Allochem

From Wikipedia, the free encyclopedia
Jump to: navigation, search
Ooids on the surface of a limestone; Carmel Formation (Middle Jurassic) of southern Utah, USA. Largest is 1.0 mm in diameter.

Allochem is a term introduced by Folk[1] to describe the recognisable 'grains' in carbonate rocks. Any fragment from around ½mm upwards in size may be considered an allochem. Examples would include ooids, peloids, oncolites, pellets, fossil or pre-existing carbonate fragments. Fragments are still termed allochems if they have undergone chemical transformations - for example if an aragonite shell were to dissolve and be later replaced by calcite, the replacement would still be deemed an allochem.[2]

The allochems are typically embedded in a matrix of micrite (lime mud) or sparry calcite.

References[edit]

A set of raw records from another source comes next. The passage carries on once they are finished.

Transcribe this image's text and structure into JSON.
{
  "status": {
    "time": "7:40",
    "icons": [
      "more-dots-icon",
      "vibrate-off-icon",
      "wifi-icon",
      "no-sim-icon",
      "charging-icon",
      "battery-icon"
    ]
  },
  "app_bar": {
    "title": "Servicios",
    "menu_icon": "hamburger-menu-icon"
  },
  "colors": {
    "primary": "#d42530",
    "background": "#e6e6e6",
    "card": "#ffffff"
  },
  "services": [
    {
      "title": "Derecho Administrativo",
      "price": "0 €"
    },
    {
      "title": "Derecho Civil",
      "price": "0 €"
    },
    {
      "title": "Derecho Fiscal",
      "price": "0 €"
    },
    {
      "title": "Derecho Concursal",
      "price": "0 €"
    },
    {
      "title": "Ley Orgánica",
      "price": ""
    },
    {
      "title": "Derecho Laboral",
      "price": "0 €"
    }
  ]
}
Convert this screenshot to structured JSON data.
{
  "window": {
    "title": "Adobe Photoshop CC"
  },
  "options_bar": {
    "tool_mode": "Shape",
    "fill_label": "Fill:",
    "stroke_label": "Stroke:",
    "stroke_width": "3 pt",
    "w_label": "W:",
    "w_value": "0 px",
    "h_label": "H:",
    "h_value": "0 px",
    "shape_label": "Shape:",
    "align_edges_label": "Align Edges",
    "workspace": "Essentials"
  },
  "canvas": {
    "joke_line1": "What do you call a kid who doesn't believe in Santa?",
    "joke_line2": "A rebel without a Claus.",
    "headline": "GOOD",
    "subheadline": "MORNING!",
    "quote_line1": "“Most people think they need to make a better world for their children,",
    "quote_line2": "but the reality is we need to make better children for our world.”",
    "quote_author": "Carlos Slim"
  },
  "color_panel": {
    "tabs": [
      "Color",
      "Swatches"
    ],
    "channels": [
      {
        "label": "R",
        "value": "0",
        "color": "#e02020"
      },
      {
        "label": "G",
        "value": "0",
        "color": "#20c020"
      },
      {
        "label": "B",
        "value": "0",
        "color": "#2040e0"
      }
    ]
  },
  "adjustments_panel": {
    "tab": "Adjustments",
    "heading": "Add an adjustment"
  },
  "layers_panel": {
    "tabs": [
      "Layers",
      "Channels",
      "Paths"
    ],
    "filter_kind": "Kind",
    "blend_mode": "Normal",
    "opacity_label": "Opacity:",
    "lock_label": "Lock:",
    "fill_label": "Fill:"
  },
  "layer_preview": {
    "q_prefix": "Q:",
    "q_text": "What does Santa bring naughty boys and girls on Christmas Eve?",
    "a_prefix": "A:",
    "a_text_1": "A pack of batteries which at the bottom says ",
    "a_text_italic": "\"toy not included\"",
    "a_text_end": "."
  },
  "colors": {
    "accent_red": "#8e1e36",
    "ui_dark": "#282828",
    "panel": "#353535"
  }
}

  1. ^ Folk, R.L. (1959) Practical petrographic classification of limestones. American Association of Petroleum Geologists Bulletin. 43, pp. 1-38.
  2. ^ Scholle, P.A., and D.S. Ulmer-Scholle (2003) A Color Guide to the Petrography of Carbonate Rocks: Grains, textures, porosity, diagenesis. American Association of Petroleum Geologists Memoir no. 77. Tulsa, Oklahoma, American Association of Petroleum Geologists. 474 pp. ISBN 0-89181-358-6